━━━━━ Exercise data ━━━━━

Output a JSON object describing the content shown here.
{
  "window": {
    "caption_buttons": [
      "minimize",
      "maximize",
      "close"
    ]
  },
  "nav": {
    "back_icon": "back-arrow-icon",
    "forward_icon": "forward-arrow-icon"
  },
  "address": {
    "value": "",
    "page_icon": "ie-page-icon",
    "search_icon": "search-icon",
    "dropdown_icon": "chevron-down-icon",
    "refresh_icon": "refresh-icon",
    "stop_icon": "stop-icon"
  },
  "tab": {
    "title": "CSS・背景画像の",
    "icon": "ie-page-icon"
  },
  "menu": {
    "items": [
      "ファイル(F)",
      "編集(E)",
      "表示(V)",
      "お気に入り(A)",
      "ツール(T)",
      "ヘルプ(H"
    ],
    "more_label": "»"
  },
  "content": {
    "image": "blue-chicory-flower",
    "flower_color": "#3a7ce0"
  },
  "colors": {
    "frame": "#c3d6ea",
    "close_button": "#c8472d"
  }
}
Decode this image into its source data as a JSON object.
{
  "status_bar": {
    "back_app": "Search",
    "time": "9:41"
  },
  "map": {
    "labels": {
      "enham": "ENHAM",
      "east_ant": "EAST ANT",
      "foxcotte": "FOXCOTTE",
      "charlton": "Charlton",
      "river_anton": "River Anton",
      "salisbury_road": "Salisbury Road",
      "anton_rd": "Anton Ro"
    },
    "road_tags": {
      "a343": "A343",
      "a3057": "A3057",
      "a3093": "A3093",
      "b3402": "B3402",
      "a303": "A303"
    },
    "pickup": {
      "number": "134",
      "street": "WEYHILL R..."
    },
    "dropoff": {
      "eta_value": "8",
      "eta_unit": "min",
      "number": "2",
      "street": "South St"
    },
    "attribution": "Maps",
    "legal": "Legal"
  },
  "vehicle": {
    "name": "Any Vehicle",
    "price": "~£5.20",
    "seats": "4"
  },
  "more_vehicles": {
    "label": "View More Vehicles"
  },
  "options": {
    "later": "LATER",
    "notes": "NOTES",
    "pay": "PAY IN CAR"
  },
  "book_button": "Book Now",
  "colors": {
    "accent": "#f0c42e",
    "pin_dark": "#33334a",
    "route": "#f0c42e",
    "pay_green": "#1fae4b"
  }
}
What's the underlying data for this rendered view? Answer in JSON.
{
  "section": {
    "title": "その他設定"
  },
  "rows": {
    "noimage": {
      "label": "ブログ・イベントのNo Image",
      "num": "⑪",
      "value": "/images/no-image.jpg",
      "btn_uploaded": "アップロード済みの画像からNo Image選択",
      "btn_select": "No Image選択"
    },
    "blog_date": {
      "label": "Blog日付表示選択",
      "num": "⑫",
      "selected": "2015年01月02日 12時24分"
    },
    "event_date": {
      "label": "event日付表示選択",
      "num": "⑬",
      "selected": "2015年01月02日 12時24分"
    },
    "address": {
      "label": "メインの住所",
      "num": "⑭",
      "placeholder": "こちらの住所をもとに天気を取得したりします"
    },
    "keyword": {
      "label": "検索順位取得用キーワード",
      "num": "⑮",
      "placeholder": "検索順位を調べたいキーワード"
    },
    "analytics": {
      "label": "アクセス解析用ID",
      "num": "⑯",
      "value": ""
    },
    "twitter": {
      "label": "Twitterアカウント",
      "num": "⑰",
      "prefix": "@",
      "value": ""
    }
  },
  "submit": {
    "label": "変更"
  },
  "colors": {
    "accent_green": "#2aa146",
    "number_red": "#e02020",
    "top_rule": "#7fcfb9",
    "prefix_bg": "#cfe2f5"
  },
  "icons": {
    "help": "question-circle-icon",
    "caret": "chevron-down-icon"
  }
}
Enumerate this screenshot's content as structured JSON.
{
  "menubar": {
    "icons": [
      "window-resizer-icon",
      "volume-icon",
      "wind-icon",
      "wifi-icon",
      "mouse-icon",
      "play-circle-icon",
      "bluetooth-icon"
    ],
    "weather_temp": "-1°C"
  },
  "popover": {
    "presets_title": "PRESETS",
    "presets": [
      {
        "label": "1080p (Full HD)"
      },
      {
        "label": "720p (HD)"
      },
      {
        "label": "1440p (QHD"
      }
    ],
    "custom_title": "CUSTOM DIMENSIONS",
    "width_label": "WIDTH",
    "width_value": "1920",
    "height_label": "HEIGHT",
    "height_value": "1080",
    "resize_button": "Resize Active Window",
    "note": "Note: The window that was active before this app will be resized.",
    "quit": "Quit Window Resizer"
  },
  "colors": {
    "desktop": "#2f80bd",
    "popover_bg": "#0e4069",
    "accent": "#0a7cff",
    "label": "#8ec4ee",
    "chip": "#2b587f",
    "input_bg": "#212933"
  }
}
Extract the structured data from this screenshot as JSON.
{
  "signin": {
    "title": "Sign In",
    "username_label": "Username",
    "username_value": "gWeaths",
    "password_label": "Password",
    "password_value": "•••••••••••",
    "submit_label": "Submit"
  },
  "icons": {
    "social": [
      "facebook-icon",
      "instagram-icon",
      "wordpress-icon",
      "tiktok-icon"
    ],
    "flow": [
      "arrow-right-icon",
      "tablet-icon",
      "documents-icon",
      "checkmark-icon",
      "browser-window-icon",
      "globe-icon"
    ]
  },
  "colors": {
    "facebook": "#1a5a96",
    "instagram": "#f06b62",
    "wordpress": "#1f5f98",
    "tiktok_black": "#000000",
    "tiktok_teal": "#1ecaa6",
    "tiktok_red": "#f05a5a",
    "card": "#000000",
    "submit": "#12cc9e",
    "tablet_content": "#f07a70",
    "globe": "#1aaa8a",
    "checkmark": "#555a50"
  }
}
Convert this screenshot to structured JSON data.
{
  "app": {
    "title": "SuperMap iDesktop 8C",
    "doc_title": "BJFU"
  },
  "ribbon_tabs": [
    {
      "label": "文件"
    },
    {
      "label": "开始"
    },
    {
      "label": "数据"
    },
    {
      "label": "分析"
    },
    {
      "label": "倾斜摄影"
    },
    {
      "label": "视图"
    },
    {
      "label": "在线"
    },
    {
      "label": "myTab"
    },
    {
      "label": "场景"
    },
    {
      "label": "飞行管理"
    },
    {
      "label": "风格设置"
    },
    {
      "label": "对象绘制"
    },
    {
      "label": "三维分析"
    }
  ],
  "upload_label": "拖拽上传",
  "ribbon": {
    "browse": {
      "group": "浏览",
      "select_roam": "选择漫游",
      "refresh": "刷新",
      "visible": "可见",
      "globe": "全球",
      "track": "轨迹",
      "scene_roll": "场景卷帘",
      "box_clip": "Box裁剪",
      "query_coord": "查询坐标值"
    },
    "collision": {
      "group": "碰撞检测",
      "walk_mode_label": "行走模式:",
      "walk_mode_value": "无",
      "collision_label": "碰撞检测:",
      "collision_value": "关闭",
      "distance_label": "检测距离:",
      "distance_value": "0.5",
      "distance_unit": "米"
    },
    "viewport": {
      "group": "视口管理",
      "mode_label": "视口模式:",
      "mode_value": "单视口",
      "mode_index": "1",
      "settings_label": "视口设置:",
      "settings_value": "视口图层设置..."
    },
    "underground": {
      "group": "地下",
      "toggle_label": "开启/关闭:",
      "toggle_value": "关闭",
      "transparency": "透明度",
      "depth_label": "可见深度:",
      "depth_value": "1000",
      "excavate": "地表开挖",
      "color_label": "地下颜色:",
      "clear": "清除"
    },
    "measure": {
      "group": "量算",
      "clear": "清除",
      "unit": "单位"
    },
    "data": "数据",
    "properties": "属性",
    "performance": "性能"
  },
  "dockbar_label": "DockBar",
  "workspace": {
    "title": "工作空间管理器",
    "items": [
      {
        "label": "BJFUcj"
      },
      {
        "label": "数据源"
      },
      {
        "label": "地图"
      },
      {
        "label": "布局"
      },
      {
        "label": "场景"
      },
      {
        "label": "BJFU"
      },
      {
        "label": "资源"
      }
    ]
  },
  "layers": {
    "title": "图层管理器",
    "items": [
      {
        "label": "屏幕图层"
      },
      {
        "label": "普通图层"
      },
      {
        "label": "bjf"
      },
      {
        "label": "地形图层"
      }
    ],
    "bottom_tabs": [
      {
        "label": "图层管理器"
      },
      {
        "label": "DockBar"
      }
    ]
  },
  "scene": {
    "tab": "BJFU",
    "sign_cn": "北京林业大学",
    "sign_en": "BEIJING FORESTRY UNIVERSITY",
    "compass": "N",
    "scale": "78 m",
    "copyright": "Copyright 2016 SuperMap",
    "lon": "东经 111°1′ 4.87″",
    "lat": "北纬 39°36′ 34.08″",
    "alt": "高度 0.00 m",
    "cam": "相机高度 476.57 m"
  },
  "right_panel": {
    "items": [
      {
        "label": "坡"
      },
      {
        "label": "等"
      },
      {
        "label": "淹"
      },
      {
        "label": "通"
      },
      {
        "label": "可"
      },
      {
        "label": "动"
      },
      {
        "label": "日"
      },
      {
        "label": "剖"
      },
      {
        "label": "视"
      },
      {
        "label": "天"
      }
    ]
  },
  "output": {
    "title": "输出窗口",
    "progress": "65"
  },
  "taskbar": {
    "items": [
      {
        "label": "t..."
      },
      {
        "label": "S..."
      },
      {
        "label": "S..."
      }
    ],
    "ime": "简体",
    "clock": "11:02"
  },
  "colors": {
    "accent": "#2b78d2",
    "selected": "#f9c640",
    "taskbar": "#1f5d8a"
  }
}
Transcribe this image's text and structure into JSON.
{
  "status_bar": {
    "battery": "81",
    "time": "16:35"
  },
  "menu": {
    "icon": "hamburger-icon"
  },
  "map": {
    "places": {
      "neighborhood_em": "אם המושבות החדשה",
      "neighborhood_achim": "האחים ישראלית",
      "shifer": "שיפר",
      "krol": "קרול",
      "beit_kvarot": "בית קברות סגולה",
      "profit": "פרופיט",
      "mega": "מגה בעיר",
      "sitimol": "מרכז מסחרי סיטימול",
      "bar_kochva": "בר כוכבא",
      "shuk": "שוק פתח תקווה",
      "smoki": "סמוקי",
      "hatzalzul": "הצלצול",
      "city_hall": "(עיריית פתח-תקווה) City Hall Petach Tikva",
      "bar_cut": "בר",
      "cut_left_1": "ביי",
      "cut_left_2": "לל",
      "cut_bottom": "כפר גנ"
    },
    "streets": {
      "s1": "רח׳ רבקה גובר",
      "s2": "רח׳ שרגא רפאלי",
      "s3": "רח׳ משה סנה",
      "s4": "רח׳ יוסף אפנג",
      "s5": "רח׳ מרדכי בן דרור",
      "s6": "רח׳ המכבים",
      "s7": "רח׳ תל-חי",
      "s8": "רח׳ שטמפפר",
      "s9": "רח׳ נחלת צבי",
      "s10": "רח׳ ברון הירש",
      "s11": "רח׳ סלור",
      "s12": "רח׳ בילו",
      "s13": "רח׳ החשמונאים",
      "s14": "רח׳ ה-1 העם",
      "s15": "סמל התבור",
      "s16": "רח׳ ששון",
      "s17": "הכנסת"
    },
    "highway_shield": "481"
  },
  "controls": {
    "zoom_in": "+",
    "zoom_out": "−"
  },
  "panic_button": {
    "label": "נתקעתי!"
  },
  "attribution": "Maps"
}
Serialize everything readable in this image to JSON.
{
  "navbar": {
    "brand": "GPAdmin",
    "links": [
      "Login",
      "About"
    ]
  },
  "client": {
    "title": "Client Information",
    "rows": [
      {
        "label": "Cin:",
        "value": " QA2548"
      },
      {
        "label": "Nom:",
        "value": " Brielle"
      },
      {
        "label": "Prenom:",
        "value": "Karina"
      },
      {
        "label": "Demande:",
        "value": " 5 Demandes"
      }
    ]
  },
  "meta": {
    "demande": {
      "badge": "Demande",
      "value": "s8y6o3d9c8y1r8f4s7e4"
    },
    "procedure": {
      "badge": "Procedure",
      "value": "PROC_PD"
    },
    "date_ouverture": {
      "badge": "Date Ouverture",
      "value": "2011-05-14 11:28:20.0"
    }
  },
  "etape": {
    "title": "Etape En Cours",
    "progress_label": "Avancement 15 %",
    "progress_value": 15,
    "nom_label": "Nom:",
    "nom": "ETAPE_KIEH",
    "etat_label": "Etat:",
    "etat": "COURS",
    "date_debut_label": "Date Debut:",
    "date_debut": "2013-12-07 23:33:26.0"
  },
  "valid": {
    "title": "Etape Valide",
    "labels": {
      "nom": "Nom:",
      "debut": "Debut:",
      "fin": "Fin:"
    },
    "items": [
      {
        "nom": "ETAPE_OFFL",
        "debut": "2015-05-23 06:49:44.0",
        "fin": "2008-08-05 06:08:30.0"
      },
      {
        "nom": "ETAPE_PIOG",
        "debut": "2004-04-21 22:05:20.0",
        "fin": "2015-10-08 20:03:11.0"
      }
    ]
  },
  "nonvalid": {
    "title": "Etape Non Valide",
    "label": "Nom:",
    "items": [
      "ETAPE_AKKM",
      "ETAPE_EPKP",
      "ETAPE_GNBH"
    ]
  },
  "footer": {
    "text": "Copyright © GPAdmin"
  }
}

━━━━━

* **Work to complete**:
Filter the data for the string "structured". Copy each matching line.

* **Worked solution**:
Enumerate this screenshot's content as structured JSON.
Extract the structured data from this screenshot as JSON.
Convert this screenshot to structured JSON data.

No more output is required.